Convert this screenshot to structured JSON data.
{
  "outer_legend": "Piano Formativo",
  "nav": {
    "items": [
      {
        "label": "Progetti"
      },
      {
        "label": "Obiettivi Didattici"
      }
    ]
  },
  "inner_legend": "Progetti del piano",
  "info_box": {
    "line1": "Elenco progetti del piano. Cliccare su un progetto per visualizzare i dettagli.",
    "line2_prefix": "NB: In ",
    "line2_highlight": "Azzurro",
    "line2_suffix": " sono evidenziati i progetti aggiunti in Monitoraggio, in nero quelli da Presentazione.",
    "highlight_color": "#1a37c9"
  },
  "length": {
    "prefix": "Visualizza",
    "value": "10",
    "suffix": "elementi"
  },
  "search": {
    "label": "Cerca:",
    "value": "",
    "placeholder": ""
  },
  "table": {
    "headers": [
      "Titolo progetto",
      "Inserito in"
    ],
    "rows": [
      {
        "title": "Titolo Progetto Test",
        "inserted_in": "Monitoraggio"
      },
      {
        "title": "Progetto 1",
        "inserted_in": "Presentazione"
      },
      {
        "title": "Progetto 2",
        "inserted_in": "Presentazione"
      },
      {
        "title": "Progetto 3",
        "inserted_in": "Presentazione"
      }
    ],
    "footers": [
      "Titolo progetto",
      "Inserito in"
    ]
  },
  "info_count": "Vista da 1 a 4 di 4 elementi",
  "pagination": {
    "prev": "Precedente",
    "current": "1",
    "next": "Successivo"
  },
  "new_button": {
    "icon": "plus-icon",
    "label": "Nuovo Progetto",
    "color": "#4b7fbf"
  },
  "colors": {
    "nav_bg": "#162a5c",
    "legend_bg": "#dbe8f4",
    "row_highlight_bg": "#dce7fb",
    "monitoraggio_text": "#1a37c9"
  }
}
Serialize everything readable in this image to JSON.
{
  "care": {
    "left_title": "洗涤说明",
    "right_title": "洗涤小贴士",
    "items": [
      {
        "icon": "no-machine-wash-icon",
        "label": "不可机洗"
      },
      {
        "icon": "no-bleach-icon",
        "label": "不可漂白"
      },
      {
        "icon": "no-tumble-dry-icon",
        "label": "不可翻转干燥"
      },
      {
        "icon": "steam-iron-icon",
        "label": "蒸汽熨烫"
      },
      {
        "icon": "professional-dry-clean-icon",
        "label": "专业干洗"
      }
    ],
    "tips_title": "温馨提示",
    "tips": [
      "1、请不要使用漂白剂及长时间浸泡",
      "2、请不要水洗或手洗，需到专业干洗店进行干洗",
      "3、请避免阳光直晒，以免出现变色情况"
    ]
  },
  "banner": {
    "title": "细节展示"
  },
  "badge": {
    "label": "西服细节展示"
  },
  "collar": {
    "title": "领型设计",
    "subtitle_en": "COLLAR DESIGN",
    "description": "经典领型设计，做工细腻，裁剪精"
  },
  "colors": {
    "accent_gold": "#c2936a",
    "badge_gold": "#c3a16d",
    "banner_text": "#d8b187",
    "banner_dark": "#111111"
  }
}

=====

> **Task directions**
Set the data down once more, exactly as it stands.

> **Answer space**
Convert this screenshot to structured JSON data.
{
  "outer_legend": "Piano Formativo",
  "nav": {
    "items": [
      {
        "label": "Progetti"
      },
      {
        "label": "Obiettivi Didattici"
      }
    ]
  },
  "inner_legend": "Progetti del piano",
  "info_box": {
    "line1": "Elenco progetti del piano. Cliccare su un progetto per visualizzare i dettagli.",
    "line2_prefix": "NB: In ",
    "line2_highlight": "Azzurro",
    "line2_suffix": " sono evidenziati i progetti aggiunti in Monitoraggio, in nero quelli da Presentazione.",
    "highlight_color": "#1a37c9"
  },
  "length": {
    "prefix": "Visualizza",
    "value": "10",
    "suffix": "elementi"
  },
  "search": {
    "label": "Cerca:",
    "value": "",
    "placeholder": ""
  },
  "table": {
    "headers": [
      "Titolo progetto",
      "Inserito in"
    ],
    "rows": [
      {
        "title": "Titolo Progetto Test",
        "inserted_in": "Monitoraggio"
      },
      {
        "title": "Progetto 1",
        "inserted_in": "Presentazione"
      },
      {
        "title": "Progetto 2",
        "inserted_in": "Presentazione"
      },
      {
        "title": "Progetto 3",
        "inserted_in": "Presentazione"
      }
    ],
    "footers": [
      "Titolo progetto",
      "Inserito in"
    ]
  },
  "info_count": "Vista da 1 a 4 di 4 elementi",
  "pagination": {
    "prev": "Precedente",
    "current": "1",
    "next": "Successivo"
  },
  "new_button": {
    "icon": "plus-icon",
    "label": "Nuovo Progetto",
    "color": "#4b7fbf"
  },
  "colors": {
    "nav_bg": "#162a5c",
    "legend_bg": "#dbe8f4",
    "row_highlight_bg": "#dce7fb",
    "monitoraggio_text": "#1a37c9"
  }
}
Serialize everything readable in this image to JSON.
{
  "care": {
    "left_title": "洗涤说明",
    "right_title": "洗涤小贴士",
    "items": [
      {
        "icon": "no-machine-wash-icon",
        "label": "不可机洗"
      },
      {
        "icon": "no-bleach-icon",
        "label": "不可漂白"
      },
      {
        "icon": "no-tumble-dry-icon",
        "label": "不可翻转干燥"
      },
      {
        "icon": "steam-iron-icon",
        "label": "蒸汽熨烫"
      },
      {
        "icon": "professional-dry-clean-icon",
        "label": "专业干洗"
      }
    ],
    "tips_title": "温馨提示",
    "tips": [
      "1、请不要使用漂白剂及长时间浸泡",
      "2、请不要水洗或手洗，需到专业干洗店进行干洗",
      "3、请避免阳光直晒，以免出现变色情况"
    ]
  },
  "banner": {
    "title": "细节展示"
  },
  "badge": {
    "label": "西服细节展示"
  },
  "collar": {
    "title": "领型设计",
    "subtitle_en": "COLLAR DESIGN",
    "description": "经典领型设计，做工细腻，裁剪精"
  },
  "colors": {
    "accent_gold": "#c2936a",
    "badge_gold": "#c3a16d",
    "banner_text": "#d8b187",
    "banner_dark": "#111111"
  }
}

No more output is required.